>>

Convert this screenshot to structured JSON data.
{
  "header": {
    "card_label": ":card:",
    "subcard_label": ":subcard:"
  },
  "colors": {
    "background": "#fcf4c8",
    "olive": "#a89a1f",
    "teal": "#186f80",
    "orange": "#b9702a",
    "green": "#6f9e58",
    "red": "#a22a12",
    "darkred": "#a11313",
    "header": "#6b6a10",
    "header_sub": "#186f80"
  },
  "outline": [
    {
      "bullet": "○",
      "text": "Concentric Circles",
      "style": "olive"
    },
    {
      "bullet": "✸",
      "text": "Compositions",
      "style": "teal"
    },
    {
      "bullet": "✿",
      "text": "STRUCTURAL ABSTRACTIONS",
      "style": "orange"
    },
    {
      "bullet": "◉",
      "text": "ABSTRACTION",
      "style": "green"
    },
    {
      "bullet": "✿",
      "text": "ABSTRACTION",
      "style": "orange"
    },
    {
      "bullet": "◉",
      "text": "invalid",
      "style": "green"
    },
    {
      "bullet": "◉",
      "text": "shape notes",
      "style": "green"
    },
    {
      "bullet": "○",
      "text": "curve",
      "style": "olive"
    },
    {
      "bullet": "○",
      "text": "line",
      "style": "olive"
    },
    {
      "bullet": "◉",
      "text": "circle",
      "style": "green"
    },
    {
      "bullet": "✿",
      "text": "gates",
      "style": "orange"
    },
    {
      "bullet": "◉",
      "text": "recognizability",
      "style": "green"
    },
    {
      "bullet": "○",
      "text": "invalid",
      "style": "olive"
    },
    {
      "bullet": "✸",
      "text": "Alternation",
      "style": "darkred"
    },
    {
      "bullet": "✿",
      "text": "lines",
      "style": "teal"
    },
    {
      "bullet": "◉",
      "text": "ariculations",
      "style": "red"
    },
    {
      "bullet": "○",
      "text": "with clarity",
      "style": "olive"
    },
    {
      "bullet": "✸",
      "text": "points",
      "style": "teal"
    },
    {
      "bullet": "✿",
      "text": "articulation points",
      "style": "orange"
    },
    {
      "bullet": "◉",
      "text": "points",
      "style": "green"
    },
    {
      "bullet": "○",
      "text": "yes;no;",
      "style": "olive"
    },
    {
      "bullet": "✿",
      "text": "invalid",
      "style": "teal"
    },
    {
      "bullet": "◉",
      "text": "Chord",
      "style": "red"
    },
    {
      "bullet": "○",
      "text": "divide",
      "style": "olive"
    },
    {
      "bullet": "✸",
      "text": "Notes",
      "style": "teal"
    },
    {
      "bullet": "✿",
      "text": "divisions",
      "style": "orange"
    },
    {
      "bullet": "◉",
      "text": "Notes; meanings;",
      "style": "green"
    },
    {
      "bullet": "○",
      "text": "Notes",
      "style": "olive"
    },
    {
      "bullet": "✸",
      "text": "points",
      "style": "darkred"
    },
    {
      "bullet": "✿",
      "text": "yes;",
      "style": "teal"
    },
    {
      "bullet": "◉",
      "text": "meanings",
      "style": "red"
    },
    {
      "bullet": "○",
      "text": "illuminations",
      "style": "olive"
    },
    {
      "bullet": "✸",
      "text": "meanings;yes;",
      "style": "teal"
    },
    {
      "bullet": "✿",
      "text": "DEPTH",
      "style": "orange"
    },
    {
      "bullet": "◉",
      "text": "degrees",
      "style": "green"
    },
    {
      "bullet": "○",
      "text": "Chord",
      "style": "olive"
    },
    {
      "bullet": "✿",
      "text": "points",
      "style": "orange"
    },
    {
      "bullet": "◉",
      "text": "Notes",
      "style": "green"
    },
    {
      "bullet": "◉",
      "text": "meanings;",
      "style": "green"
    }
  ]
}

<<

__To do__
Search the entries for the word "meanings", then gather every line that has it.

__Task solution__
      "text": "Notes; meanings;",
      "text": "meanings",
      "text": "meanings;yes;",
      "text": "meanings;",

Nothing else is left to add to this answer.